After the meeting at Hadrian's villa which he granted to the lovers, Totila summoned Basil to his presence. Regarding him with a good-natured smile, he said pleasantly:

'Your face has a less doleful cast than when I first saw it.'

'That,' answered Basil, 'is due in no small degree to the gracious favour of my king.'

'Continue to merit my esteem, lord Basil, and proof of my good-will shall not be wanting. But the time for repose and solace is not yet. To-morrow you will go with Venantius to Capua, and thence, it may be, into Apulia.'

Basil bowed in silence. He had hoped that the siege of Rome was now to be undertaken, and that this would ensure his remaining near to Veranilda. But the loyalty he professed to Totila was no less in his heart than on his lips, and after a moment's struggle he looked up with calm countenance.

'Have you aught to ask of me?' added Totila, after observing his face.

'This only, O king: that if occasion offer, I may send written news of myself to her I love.'

'That is a little thing,' was the answer, 'and I grant it willingly.'

Totila paused a moment; then, his blue eyes shining with a vehement thought, added gravely:

'When we speak together within the walls of Rome, ask more, and it shall not be refused.'

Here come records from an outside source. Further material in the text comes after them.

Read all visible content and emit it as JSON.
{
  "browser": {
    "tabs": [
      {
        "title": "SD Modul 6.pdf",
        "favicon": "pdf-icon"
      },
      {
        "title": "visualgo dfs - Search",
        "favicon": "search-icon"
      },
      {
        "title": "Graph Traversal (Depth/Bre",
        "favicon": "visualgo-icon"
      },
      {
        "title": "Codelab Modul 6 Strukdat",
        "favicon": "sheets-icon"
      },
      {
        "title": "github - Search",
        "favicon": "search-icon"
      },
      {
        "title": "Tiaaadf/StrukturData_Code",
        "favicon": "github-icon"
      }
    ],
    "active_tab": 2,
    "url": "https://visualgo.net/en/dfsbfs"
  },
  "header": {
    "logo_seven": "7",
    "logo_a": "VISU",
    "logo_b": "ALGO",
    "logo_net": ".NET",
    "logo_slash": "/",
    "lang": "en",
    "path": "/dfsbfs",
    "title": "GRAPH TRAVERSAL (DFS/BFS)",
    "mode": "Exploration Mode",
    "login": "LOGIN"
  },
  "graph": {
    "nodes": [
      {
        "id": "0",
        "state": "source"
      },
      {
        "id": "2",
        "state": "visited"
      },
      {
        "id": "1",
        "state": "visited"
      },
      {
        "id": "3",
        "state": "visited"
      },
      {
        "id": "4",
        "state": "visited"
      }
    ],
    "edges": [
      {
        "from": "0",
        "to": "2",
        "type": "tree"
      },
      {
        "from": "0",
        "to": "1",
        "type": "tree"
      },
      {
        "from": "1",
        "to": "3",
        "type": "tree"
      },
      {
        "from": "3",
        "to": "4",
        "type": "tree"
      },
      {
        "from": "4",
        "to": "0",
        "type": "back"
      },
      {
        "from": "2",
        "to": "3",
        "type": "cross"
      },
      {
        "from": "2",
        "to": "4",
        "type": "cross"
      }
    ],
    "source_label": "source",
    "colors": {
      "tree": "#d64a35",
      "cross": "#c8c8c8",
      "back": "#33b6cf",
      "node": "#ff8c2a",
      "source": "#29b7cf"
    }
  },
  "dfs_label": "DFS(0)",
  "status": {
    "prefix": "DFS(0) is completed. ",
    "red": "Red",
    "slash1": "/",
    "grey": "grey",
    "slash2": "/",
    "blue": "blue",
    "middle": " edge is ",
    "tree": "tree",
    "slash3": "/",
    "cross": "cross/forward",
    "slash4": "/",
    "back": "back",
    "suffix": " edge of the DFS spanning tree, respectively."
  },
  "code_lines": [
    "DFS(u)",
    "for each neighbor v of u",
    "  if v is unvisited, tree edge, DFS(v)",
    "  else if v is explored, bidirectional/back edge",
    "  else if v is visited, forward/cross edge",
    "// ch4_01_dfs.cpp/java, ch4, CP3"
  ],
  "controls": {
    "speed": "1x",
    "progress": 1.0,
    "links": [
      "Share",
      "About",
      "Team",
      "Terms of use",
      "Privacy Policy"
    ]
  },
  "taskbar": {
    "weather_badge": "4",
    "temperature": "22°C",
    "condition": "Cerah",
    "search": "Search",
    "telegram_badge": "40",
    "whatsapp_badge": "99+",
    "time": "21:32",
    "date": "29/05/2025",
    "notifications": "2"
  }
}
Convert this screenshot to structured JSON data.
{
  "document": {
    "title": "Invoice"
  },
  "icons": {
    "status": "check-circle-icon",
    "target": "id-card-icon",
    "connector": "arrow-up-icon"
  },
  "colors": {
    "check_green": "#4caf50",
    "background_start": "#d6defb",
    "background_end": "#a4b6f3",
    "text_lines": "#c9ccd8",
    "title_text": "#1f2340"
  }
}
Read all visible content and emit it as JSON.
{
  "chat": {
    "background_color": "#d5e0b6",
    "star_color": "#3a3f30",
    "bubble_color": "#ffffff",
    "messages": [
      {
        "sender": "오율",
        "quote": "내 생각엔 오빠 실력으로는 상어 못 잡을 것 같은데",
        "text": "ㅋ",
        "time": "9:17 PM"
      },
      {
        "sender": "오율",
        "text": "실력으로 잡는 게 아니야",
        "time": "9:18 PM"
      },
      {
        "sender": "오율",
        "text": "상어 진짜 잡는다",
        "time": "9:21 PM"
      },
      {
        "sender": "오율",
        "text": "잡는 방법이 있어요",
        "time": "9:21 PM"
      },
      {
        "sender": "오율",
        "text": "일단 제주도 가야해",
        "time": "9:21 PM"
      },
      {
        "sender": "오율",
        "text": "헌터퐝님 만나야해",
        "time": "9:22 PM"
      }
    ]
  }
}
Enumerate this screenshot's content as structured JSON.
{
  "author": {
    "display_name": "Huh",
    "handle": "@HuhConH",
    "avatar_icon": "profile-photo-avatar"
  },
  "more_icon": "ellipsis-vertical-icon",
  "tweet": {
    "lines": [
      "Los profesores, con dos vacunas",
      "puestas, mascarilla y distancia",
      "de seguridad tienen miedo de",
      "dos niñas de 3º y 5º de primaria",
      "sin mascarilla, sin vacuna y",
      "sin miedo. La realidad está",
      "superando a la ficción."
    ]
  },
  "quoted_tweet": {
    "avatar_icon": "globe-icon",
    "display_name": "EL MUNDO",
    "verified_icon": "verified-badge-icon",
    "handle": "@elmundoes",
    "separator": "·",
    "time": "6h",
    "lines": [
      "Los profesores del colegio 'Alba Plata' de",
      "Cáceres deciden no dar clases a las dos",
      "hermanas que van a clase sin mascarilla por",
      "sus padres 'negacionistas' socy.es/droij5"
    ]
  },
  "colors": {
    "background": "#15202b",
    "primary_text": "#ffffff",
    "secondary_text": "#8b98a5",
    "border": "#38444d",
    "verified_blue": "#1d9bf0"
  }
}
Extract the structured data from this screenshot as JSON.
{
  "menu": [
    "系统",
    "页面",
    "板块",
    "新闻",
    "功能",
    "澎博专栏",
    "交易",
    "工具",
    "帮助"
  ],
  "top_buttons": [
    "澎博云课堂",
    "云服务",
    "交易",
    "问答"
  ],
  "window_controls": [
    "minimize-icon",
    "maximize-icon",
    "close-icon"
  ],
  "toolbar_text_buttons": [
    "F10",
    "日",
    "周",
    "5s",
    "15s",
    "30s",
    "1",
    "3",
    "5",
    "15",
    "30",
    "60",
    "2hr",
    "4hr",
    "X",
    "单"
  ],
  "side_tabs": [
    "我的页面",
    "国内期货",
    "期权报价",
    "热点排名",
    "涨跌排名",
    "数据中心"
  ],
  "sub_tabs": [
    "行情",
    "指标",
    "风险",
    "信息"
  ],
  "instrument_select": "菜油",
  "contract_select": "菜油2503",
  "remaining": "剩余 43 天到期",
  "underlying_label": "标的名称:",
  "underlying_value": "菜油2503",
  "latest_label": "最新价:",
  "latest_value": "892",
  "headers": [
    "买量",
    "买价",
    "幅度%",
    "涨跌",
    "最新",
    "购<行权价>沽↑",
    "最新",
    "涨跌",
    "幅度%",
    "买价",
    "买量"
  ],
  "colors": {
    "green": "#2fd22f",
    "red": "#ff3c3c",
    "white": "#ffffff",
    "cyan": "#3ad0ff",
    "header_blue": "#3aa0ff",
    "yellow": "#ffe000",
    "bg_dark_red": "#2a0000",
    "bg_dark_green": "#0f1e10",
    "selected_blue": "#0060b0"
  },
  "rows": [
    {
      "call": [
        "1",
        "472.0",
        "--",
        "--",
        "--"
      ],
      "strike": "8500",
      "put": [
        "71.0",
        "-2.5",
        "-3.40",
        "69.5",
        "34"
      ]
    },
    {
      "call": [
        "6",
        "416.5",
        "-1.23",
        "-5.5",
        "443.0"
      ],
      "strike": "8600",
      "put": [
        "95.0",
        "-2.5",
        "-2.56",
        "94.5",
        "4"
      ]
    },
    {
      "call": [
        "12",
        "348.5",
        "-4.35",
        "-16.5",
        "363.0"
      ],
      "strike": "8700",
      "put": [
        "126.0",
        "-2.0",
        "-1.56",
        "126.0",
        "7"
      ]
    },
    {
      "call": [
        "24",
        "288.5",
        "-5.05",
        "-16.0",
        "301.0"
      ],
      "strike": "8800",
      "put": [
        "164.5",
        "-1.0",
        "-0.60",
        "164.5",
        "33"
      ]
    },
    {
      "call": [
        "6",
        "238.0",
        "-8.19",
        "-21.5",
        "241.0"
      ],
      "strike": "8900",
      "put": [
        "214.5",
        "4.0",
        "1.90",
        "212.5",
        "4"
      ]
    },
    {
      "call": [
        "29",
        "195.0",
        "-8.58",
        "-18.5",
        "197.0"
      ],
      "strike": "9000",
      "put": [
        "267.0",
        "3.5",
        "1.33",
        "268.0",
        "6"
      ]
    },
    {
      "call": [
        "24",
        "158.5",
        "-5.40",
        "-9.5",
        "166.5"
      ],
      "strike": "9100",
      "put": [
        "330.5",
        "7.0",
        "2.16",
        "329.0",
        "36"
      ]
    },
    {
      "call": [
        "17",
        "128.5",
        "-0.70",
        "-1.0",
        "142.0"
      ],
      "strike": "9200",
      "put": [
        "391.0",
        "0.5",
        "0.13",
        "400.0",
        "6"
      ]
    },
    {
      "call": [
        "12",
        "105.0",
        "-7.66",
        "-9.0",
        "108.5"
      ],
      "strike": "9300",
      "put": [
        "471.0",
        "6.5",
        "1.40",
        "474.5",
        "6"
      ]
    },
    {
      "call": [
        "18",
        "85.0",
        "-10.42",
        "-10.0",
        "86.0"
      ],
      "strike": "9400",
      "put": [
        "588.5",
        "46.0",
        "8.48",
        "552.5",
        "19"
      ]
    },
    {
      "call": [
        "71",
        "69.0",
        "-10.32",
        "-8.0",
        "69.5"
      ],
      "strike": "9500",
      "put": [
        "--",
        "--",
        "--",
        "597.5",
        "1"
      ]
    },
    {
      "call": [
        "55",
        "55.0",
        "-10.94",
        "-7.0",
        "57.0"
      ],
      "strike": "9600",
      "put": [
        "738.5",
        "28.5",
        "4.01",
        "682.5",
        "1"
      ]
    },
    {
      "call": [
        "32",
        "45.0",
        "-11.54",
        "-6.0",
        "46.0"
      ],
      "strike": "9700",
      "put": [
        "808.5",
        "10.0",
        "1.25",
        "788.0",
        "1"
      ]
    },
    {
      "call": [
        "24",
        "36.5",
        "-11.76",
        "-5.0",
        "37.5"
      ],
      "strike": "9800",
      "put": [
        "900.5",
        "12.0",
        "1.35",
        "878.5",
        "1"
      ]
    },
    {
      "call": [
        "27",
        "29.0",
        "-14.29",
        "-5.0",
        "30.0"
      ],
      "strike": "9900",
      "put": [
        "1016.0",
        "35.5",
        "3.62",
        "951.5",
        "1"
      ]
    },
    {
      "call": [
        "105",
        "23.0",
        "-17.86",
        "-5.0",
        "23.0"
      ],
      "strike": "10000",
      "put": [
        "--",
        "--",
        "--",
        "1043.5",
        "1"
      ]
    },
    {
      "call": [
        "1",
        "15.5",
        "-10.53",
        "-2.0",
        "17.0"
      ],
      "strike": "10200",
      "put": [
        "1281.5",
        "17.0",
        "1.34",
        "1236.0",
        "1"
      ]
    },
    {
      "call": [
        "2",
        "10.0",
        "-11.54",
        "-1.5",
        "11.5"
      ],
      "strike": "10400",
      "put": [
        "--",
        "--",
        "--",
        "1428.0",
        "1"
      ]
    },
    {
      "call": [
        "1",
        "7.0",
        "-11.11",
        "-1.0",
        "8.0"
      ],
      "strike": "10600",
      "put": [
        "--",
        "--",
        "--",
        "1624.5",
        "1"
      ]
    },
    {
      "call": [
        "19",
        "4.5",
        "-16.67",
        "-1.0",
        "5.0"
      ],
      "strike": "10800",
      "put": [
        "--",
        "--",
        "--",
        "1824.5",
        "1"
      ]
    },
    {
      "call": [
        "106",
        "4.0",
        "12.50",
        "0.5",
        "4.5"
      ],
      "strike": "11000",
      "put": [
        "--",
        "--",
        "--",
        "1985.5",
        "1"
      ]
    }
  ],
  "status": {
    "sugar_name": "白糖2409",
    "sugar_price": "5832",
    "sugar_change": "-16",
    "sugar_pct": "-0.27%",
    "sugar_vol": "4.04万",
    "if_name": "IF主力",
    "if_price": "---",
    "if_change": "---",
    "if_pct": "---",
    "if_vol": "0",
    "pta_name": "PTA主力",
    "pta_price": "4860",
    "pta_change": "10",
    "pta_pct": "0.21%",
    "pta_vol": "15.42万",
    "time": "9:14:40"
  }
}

So Basil rode southward, and happily was far away when Tibur opened its gates to the Goth. For more than half a year he and Venantius were busy in maintaining the Gothic rule throughout Lucania and Apulia, where certain Roman nobles endeavoured to raise an army of the peasantry in aid of the Greek invasion constantly expected upon the Adriatic shore. When at length he was recalled, the siege of Rome had begun. The Gothic ladies now resided at Tibur, where a garrison was established; there Basil and Veranilda again met, and again only for an hour. But their hopes were high, and scarce could they repine at the necessity of parting so soon. Already in a letter, Basil had spoken of the king's promise; he now repeated it, whilst Veranilda flushed with happiness.

'And you remain before Rome?' she asked.

'Alas, no! I am sent to Ravenna, to spy out the strength of Belisarius.'

But Rome was besieged, and so hateful had Bessas made himself to the Roman people that it could not be long ere some plot among them delivered the city.

'Then,' cried Basil exultantly, 'I shall ask my reward.'